Within the entries below, find each line containing the word "glyph" and copy it.

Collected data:
● ● ● ● ●

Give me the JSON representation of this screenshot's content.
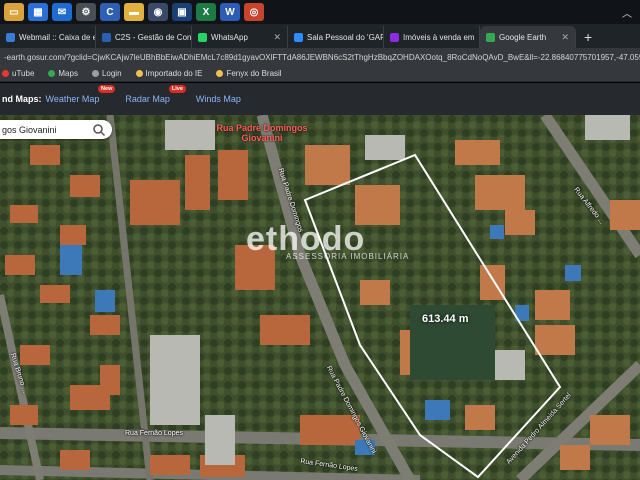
{
  "taskbar": {
    "icons": [
      {
        "name": "file-explorer-icon",
        "color": "#d8a33a",
        "glyph": "▭"
      },
      {
        "name": "calendar-icon",
        "color": "#2b6fd6",
        "glyph": "▦"
      },
      {
        "name": "mail-icon",
        "color": "#1e6bd1",
        "glyph": "✉"
      },
      {
        "name": "settings-icon",
        "color": "#4a4f55",
        "glyph": "⚙"
      },
      {
        "name": "app-c-icon",
        "color": "#2f5fb5",
        "glyph": "C"
      },
      {
        "name": "folder-icon",
        "color": "#e0b341",
        "glyph": "▬"
      },
      {
        "name": "app-lens-icon",
        "color": "#3a4a66",
        "glyph": "◉"
      },
      {
        "name": "app-tv-icon",
        "color": "#1a3f73",
        "glyph": "▣"
      },
      {
        "name": "excel-icon",
        "color": "#1d7a45",
        "glyph": "X"
      },
      {
        "name": "word-icon",
        "color": "#2c5cb6",
        "glyph": "W"
      },
      {
        "name": "chrome-icon",
        "color": "#c7442f",
        "glyph": "◎"
      }
    ]
  },
  "tabs": [
    {
      "label": "Webmail :: Caixa de e",
      "color": "#3a7bd5",
      "active": false
    },
    {
      "label": "C2S - Gestão de Con",
      "color": "#2c5fb0",
      "active": false
    },
    {
      "label": "WhatsApp",
      "color": "#25d366",
      "active": false
    },
    {
      "label": "Sala Pessoal do 'GAR",
      "color": "#2d8cff",
      "active": false
    },
    {
      "label": "Imóveis à venda em",
      "color": "#8b2be2",
      "active": false
    },
    {
      "label": "Google Earth",
      "color": "#34a853",
      "active": true
    }
  ],
  "address": {
    "url": "-earth.gosur.com/?gclid=CjwKCAjw7leUBhBbEiwADhiEMcL7c89d1gyavOXlFTTdA86JEWBN6cS2tThgHzBbqZOHDAXOotq_8RoCdNoQAvD_BwE&ll=-22.86840775701957,-47.059..."
  },
  "bookmarks": [
    {
      "label": "uTube",
      "color": "#e53935"
    },
    {
      "label": "Maps",
      "color": "#34a853"
    },
    {
      "label": "Login",
      "color": "#9e9e9e"
    },
    {
      "label": "Importado do IE",
      "color": "#f2c14e"
    },
    {
      "label": "Fenyx do Brasil",
      "color": "#f2c14e"
    }
  ],
  "gearth_bar": {
    "brand": "nd Maps:",
    "weather": "Weather Map",
    "weather_badge": "New",
    "radar": "Radar Map",
    "radar_badge": "Live",
    "winds": "Winds Map"
  },
  "search": {
    "value": "gos Giovanini"
  },
  "map": {
    "pin_label": "Rua Padre Domingos Giovanini",
    "measurement": "613.44 m",
    "streets": {
      "fernao_lopes": "Rua Fernão Lopes",
      "fernao_lopes_2": "Rua Fernão Lopes",
      "padre_domingos": "Rua Padre Domingos Giovanini",
      "padre_domingos_top": "Rua Padre Domingos",
      "bruno_left": "Rua Bruno ...",
      "pedro_almeida": "Avenida Pedro Almeida Sertel",
      "alfredo": "Rua Alfredo ...",
      "right_street": "Rua Ab..."
    },
    "watermark": "ethodo",
    "watermark_sub": "ASSESSORIA IMOBILIÁRIA"
  }
}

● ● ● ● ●

▶ _SOLUTION TO THE PROBLEM_:
        "glyph": "▭"
        "glyph": "▦"
        "glyph": "✉"
        "glyph": "⚙"
        "glyph": "C"
        "glyph": "▬"
        "glyph": "◉"
        "glyph": "▣"
        "glyph": "X"
        "glyph": "W"
        "glyph": "◎"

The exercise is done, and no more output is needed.